When developing an overall concept, the requirements of different use cases should be taken into consideration from the beginning, even if they are implemented step-by-step and on an iterative basis. Companies need to be able to prepare and aggregate data from numerous different source systems in order to make it available in a generic digital twin. For this to happen, the question of data sovereignty within the company and the extended corporate network also needs to be addressed.
3DSE and PROSTEP: Partners for the Digital Twin
The white paper makes it clear that the digital twin is a high-ly complex, company-specific topic. It requires new concepts for a digital enterprise architecture that links business strategy with the application level. Shared digital enterprise services extend the conventional PLM landscape and make available the capabilities needed to support different use cases for the digital twin throughout the product lifecycle. The specific capabilities required will depend on the digital twin concept and the priorities of the company in question.
Digital twins increase operational efficiency in development, manufacturing, sales, and service. They make it possible to develop new business models thanks to innovative product-as-a-service offerings. All vendors of complex products should therefore think about how they can use digital twins to sup-port their products and processes. Even component suppliers will not be able to avoid developing digital twins of their components in the long run because their customers want to integrate them in the overall product.
The development of a sustainable digital twin concept is a challenge that business departments and IT should ideally tackle together. On the one hand, companies need to be drivers of innovation and understand technologies such as artificial intelligence, cloud computing, augmented reality, and the like, which today are making a growing variety of digital twin applications possible. On the other hand, they need to address the question of which specific use cases promise the greatest benefit for their business model and product, and which requirements regarding digital twins will in the future be communicated to them by the market and their customers.

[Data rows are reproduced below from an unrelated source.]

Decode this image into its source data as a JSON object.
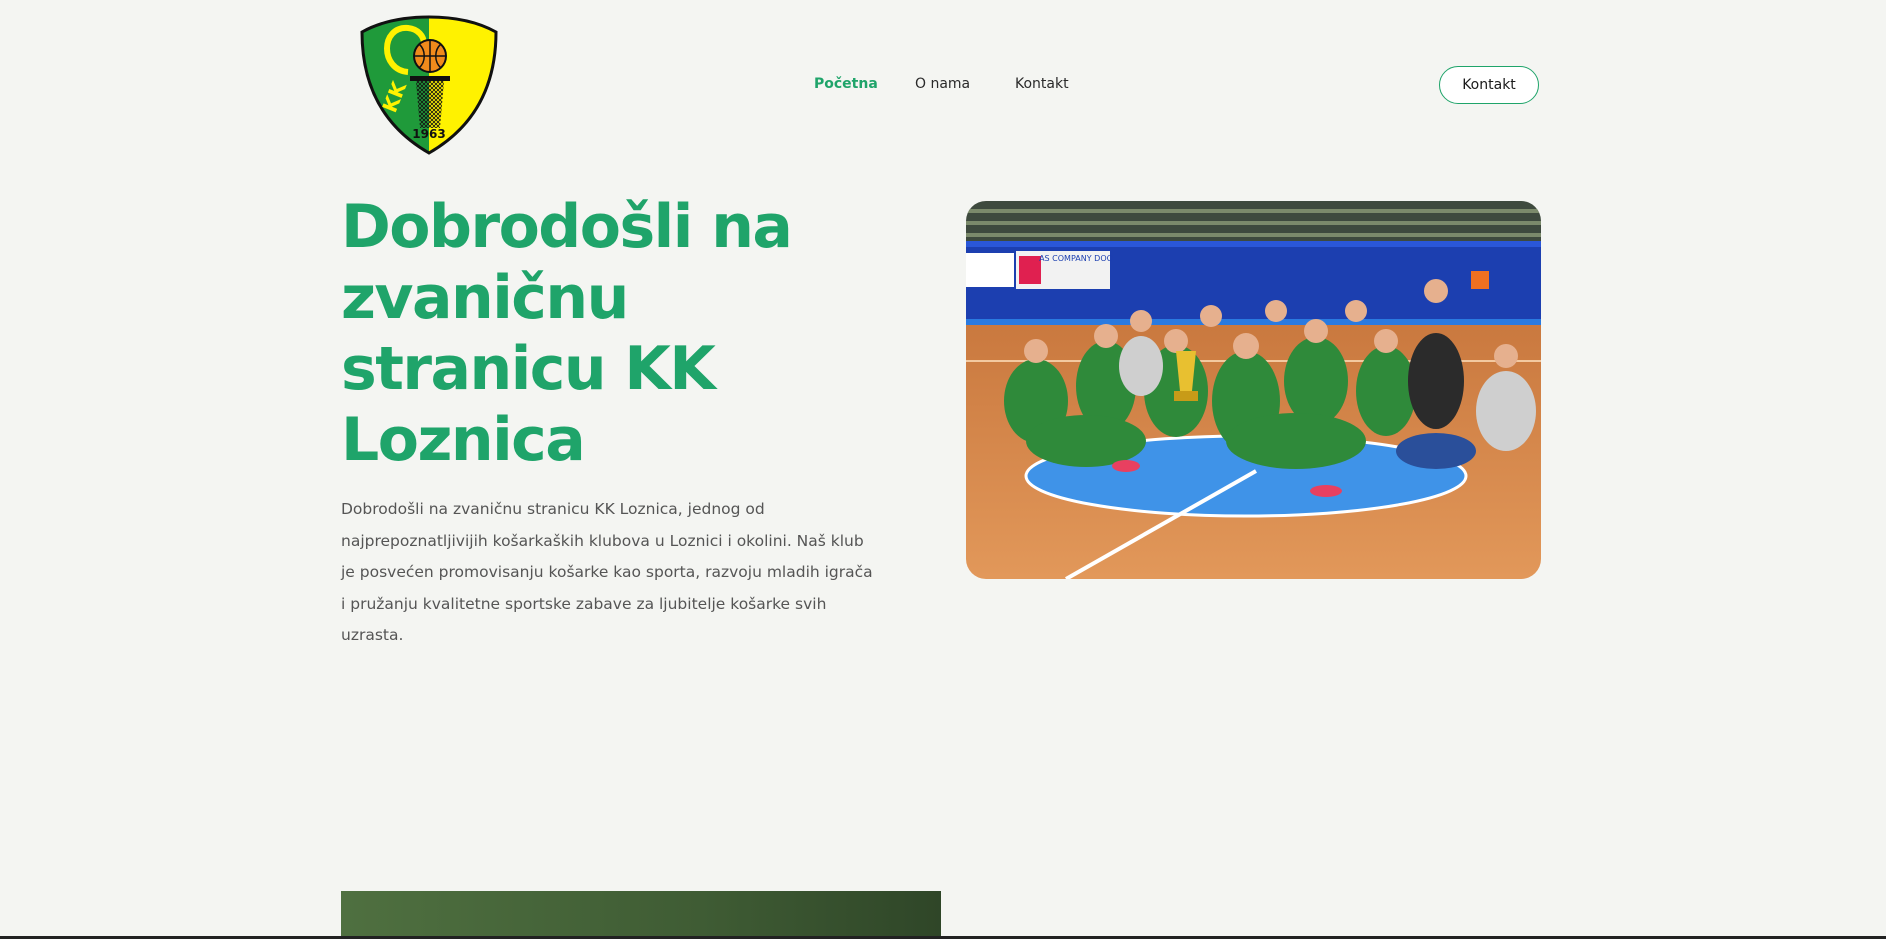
{
  "header": {
    "logo": {
      "year": "1963",
      "letters": "KK",
      "colors": {
        "green": "#1f9a3a",
        "yellow": "#fff200",
        "orange": "#f08a1c"
      }
    },
    "nav": [
      {
        "label": "Početna",
        "active": true
      },
      {
        "label": "O nama",
        "active": false
      },
      {
        "label": "Kontakt",
        "active": false
      }
    ],
    "cta_label": "Kontakt"
  },
  "hero": {
    "title": "Dobrodošli na zvaničnu stranicu KK Loznica",
    "text": "Dobrodošli na zvaničnu stranicu KK Loznica, jednog od najprepoznatljivijih košarkaških klubova u Loznici i okolini. Naš klub je posvećen promovisanju košarke kao sporta, razvoju mladih igrača i pružanju kvalitetne sportske zabave za ljubitelje košarke svih uzrasta."
  },
  "photo": {
    "banner_text": "AS COMPANY DOO"
  },
  "colors": {
    "accent": "#1fa46a",
    "background": "#f4f5f2",
    "text": "#555555"
  }
}
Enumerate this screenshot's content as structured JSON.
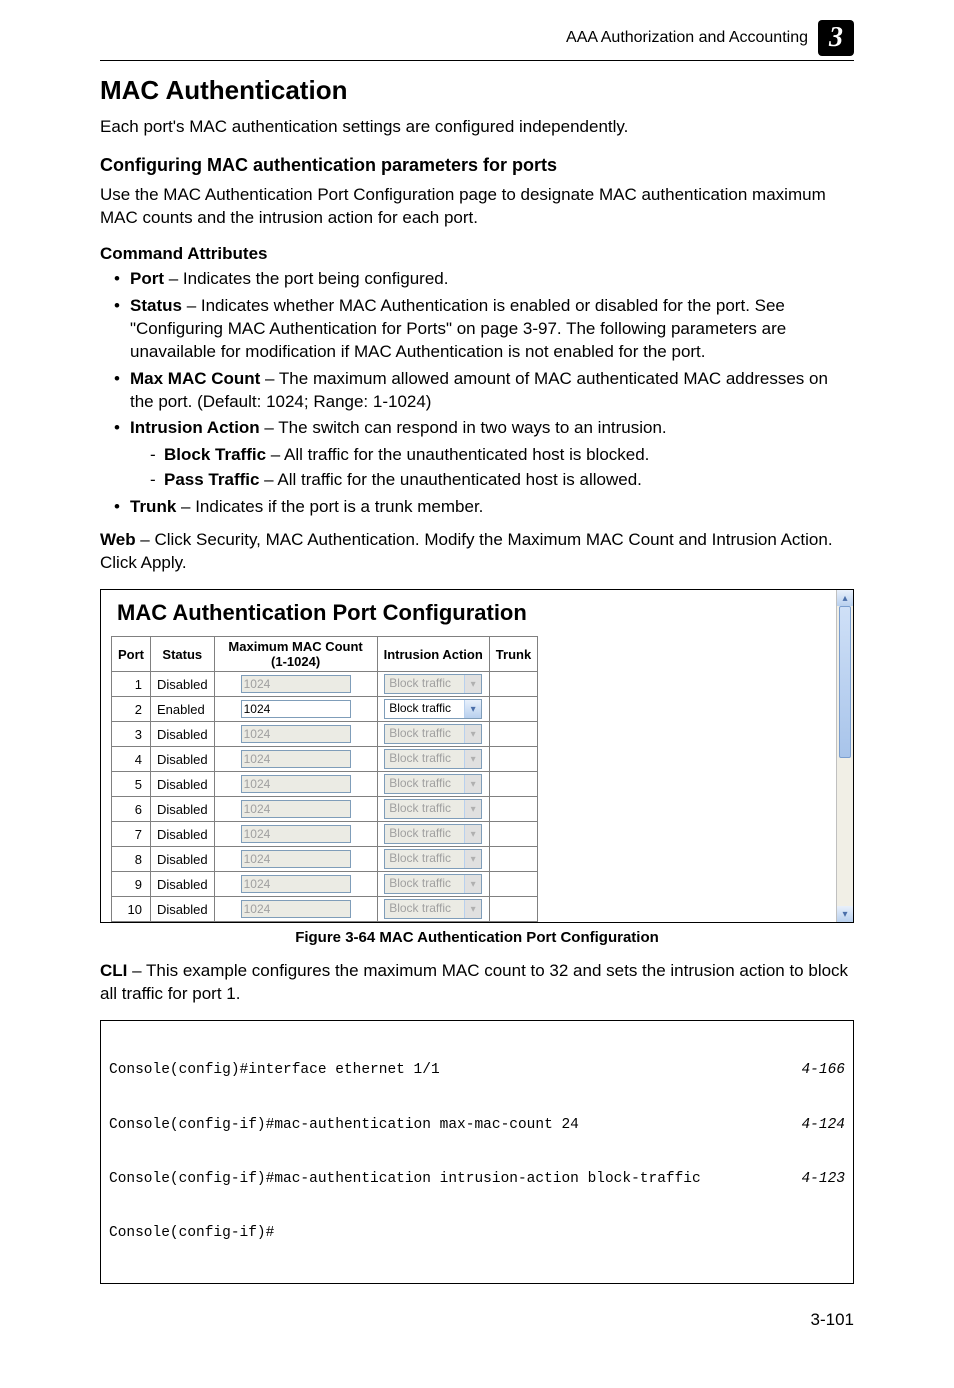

Not all companies have the resources to develop an overall concept of the digital enterprise architecture as comprehensive as the one we developed for Airbus. Despite this, they should not overlook the strategic dimension of the digital twin. We recommend that this topic be addressed from two different perspectives. On the one hand, from the perspective of the business models and business requirements, which may change under the influence of the digital twin. On the other hand, from the perspective of the user or possible use cases. Many companies are already collecting vast amounts of data in development, manufacturing, and operations, but without enabling it to be used for the digital twin. We help them to exploit this potential using a transparent and clearly structured approach.
As external consultants, 3DSE Management Consultants and PROSTEP AG help companies develop a digital enterprise architecture for implementing specific use cases that is best suited to the organization, processes, and product portfolio. Implementation and rollout of the concepts are supported by professional, strategic change management throughout the company to ensure that it has the maximum ability to implement, the highest possible level of acceptance, and fast added value.
Numerous successful projects mean that we are familiar with how both established companies and innovative start-ups approach the topic of the digital twin. Process knowledge, organizational development, and many years of expertise in the field of digital transformation are now brought to bear on joint customer projects.